» **REQUIRED ACTION**
I'd like every record given again exactly, please.

Dataset rows for apps and sites:

=======

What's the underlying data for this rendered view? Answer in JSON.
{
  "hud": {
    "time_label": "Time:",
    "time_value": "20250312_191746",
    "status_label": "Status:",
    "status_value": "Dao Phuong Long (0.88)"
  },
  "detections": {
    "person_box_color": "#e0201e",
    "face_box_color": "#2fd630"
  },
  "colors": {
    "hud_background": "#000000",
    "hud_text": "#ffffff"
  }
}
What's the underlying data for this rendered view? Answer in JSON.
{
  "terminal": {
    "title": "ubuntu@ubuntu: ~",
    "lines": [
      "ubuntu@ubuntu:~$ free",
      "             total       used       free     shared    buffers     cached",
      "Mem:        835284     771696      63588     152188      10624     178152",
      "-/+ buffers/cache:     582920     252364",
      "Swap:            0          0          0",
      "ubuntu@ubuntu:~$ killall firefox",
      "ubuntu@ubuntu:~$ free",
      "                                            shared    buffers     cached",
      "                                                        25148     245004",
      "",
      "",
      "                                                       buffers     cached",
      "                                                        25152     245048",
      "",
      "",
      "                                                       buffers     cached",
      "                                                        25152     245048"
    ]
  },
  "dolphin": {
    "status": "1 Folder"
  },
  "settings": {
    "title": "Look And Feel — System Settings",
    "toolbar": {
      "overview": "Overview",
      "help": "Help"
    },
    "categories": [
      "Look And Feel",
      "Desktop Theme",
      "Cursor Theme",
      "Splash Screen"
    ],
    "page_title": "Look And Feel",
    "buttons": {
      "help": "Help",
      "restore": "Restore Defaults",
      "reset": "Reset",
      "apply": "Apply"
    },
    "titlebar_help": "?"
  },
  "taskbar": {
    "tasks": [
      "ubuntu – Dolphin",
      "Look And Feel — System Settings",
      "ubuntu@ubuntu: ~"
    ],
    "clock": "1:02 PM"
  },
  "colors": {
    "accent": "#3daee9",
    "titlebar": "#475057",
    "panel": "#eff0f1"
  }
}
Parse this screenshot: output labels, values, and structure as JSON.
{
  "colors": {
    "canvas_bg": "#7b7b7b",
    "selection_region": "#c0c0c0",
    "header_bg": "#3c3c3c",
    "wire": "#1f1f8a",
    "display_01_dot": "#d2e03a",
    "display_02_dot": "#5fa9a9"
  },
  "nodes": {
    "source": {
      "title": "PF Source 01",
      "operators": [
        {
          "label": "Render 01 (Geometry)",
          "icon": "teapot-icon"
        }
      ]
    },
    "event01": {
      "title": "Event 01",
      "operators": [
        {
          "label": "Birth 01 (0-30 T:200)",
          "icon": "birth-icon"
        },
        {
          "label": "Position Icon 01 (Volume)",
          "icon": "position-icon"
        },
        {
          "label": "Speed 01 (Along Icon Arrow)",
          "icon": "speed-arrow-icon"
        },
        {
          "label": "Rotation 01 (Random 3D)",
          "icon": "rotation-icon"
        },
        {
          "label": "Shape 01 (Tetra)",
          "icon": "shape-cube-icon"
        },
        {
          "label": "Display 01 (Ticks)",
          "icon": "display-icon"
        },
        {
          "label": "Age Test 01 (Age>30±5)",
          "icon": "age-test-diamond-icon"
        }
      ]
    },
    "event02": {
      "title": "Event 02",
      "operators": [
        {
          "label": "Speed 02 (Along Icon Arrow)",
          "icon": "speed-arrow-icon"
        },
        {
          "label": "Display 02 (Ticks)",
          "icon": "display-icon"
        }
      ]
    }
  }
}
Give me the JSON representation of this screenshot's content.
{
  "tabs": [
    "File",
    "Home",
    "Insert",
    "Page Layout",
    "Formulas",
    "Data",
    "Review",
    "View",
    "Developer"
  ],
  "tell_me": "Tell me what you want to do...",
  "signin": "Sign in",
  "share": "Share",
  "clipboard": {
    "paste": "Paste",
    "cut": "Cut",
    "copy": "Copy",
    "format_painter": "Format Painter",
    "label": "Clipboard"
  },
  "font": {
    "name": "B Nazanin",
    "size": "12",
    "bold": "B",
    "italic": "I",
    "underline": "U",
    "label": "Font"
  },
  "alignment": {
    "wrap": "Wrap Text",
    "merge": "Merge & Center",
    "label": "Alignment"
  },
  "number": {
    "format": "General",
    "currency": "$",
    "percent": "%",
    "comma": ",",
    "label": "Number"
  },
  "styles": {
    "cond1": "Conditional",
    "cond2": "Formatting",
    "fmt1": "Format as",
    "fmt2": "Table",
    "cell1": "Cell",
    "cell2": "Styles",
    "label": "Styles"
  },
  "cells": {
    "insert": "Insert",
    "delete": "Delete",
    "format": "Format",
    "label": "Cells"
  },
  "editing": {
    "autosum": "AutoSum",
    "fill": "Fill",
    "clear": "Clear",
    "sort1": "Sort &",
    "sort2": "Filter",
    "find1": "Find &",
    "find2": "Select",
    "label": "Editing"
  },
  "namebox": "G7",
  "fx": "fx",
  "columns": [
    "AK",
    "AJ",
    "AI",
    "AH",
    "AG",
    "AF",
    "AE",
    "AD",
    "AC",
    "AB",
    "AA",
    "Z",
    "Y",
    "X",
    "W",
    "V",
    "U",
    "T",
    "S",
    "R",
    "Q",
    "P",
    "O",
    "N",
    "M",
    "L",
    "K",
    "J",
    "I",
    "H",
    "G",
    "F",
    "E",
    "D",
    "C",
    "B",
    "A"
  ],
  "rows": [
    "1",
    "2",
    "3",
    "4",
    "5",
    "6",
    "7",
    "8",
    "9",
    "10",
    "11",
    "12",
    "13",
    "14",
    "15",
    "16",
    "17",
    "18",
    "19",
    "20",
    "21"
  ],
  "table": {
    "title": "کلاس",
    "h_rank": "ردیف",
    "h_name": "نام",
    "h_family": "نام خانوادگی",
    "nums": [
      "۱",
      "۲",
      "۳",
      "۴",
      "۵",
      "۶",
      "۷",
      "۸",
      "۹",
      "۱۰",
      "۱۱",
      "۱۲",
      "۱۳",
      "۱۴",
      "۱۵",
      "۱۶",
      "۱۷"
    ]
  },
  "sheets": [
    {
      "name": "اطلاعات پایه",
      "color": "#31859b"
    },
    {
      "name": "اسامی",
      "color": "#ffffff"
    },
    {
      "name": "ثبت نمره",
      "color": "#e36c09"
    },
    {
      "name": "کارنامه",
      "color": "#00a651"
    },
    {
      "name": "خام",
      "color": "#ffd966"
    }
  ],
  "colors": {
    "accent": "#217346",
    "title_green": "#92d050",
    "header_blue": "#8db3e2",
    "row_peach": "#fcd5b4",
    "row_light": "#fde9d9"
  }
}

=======

» **EXERCISE SOLUTION**
What's the underlying data for this rendered view? Answer in JSON.
{
  "hud": {
    "time_label": "Time:",
    "time_value": "20250312_191746",
    "status_label": "Status:",
    "status_value": "Dao Phuong Long (0.88)"
  },
  "detections": {
    "person_box_color": "#e0201e",
    "face_box_color": "#2fd630"
  },
  "colors": {
    "hud_background": "#000000",
    "hud_text": "#ffffff"
  }
}
What's the underlying data for this rendered view? Answer in JSON.
{
  "terminal": {
    "title": "ubuntu@ubuntu: ~",
    "lines": [
      "ubuntu@ubuntu:~$ free",
      "             total       used       free     shared    buffers     cached",
      "Mem:        835284     771696      63588     152188      10624     178152",
      "-/+ buffers/cache:     582920     252364",
      "Swap:            0          0          0",
      "ubuntu@ubuntu:~$ killall firefox",
      "ubuntu@ubuntu:~$ free",
      "                                            shared    buffers     cached",
      "                                                        25148     245004",
      "",
      "",
      "                                                       buffers     cached",
      "                                                        25152     245048",
      "",
      "",
      "                                                       buffers     cached",
      "                                                        25152     245048"
    ]
  },
  "dolphin": {
    "status": "1 Folder"
  },
  "settings": {
    "title": "Look And Feel — System Settings",
    "toolbar": {
      "overview": "Overview",
      "help": "Help"
    },
    "categories": [
      "Look And Feel",
      "Desktop Theme",
      "Cursor Theme",
      "Splash Screen"
    ],
    "page_title": "Look And Feel",
    "buttons": {
      "help": "Help",
      "restore": "Restore Defaults",
      "reset": "Reset",
      "apply": "Apply"
    },
    "titlebar_help": "?"
  },
  "taskbar": {
    "tasks": [
      "ubuntu – Dolphin",
      "Look And Feel — System Settings",
      "ubuntu@ubuntu: ~"
    ],
    "clock": "1:02 PM"
  },
  "colors": {
    "accent": "#3daee9",
    "titlebar": "#475057",
    "panel": "#eff0f1"
  }
}
Parse this screenshot: output labels, values, and structure as JSON.
{
  "colors": {
    "canvas_bg": "#7b7b7b",
    "selection_region": "#c0c0c0",
    "header_bg": "#3c3c3c",
    "wire": "#1f1f8a",
    "display_01_dot": "#d2e03a",
    "display_02_dot": "#5fa9a9"
  },
  "nodes": {
    "source": {
      "title": "PF Source 01",
      "operators": [
        {
          "label": "Render 01 (Geometry)",
          "icon": "teapot-icon"
        }
      ]
    },
    "event01": {
      "title": "Event 01",
      "operators": [
        {
          "label": "Birth 01 (0-30 T:200)",
          "icon": "birth-icon"
        },
        {
          "label": "Position Icon 01 (Volume)",
          "icon": "position-icon"
        },
        {
          "label": "Speed 01 (Along Icon Arrow)",
          "icon": "speed-arrow-icon"
        },
        {
          "label": "Rotation 01 (Random 3D)",
          "icon": "rotation-icon"
        },
        {
          "label": "Shape 01 (Tetra)",
          "icon": "shape-cube-icon"
        },
        {
          "label": "Display 01 (Ticks)",
          "icon": "display-icon"
        },
        {
          "label": "Age Test 01 (Age>30±5)",
          "icon": "age-test-diamond-icon"
        }
      ]
    },
    "event02": {
      "title": "Event 02",
      "operators": [
        {
          "label": "Speed 02 (Along Icon Arrow)",
          "icon": "speed-arrow-icon"
        },
        {
          "label": "Display 02 (Ticks)",
          "icon": "display-icon"
        }
      ]
    }
  }
}
Give me the JSON representation of this screenshot's content.
{
  "tabs": [
    "File",
    "Home",
    "Insert",
    "Page Layout",
    "Formulas",
    "Data",
    "Review",
    "View",
    "Developer"
  ],
  "tell_me": "Tell me what you want to do...",
  "signin": "Sign in",
  "share": "Share",
  "clipboard": {
    "paste": "Paste",
    "cut": "Cut",
    "copy": "Copy",
    "format_painter": "Format Painter",
    "label": "Clipboard"
  },
  "font": {
    "name": "B Nazanin",
    "size": "12",
    "bold": "B",
    "italic": "I",
    "underline": "U",
    "label": "Font"
  },
  "alignment": {
    "wrap": "Wrap Text",
    "merge": "Merge & Center",
    "label": "Alignment"
  },
  "number": {
    "format": "General",
    "currency": "$",
    "percent": "%",
    "comma": ",",
    "label": "Number"
  },
  "styles": {
    "cond1": "Conditional",
    "cond2": "Formatting",
    "fmt1": "Format as",
    "fmt2": "Table",
    "cell1": "Cell",
    "cell2": "Styles",
    "label": "Styles"
  },
  "cells": {
    "insert": "Insert",
    "delete": "Delete",
    "format": "Format",
    "label": "Cells"
  },
  "editing": {
    "autosum": "AutoSum",
    "fill": "Fill",
    "clear": "Clear",
    "sort1": "Sort &",
    "sort2": "Filter",
    "find1": "Find &",
    "find2": "Select",
    "label": "Editing"
  },
  "namebox": "G7",
  "fx": "fx",
  "columns": [
    "AK",
    "AJ",
    "AI",
    "AH",
    "AG",
    "AF",
    "AE",
    "AD",
    "AC",
    "AB",
    "AA",
    "Z",
    "Y",
    "X",
    "W",
    "V",
    "U",
    "T",
    "S",
    "R",
    "Q",
    "P",
    "O",
    "N",
    "M",
    "L",
    "K",
    "J",
    "I",
    "H",
    "G",
    "F",
    "E",
    "D",
    "C",
    "B",
    "A"
  ],
  "rows": [
    "1",
    "2",
    "3",
    "4",
    "5",
    "6",
    "7",
    "8",
    "9",
    "10",
    "11",
    "12",
    "13",
    "14",
    "15",
    "16",
    "17",
    "18",
    "19",
    "20",
    "21"
  ],
  "table": {
    "title": "کلاس",
    "h_rank": "ردیف",
    "h_name": "نام",
    "h_family": "نام خانوادگی",
    "nums": [
      "۱",
      "۲",
      "۳",
      "۴",
      "۵",
      "۶",
      "۷",
      "۸",
      "۹",
      "۱۰",
      "۱۱",
      "۱۲",
      "۱۳",
      "۱۴",
      "۱۵",
      "۱۶",
      "۱۷"
    ]
  },
  "sheets": [
    {
      "name": "اطلاعات پایه",
      "color": "#31859b"
    },
    {
      "name": "اسامی",
      "color": "#ffffff"
    },
    {
      "name": "ثبت نمره",
      "color": "#e36c09"
    },
    {
      "name": "کارنامه",
      "color": "#00a651"
    },
    {
      "name": "خام",
      "color": "#ffd966"
    }
  ],
  "colors": {
    "accent": "#217346",
    "title_green": "#92d050",
    "header_blue": "#8db3e2",
    "row_peach": "#fcd5b4",
    "row_light": "#fde9d9"
  }
}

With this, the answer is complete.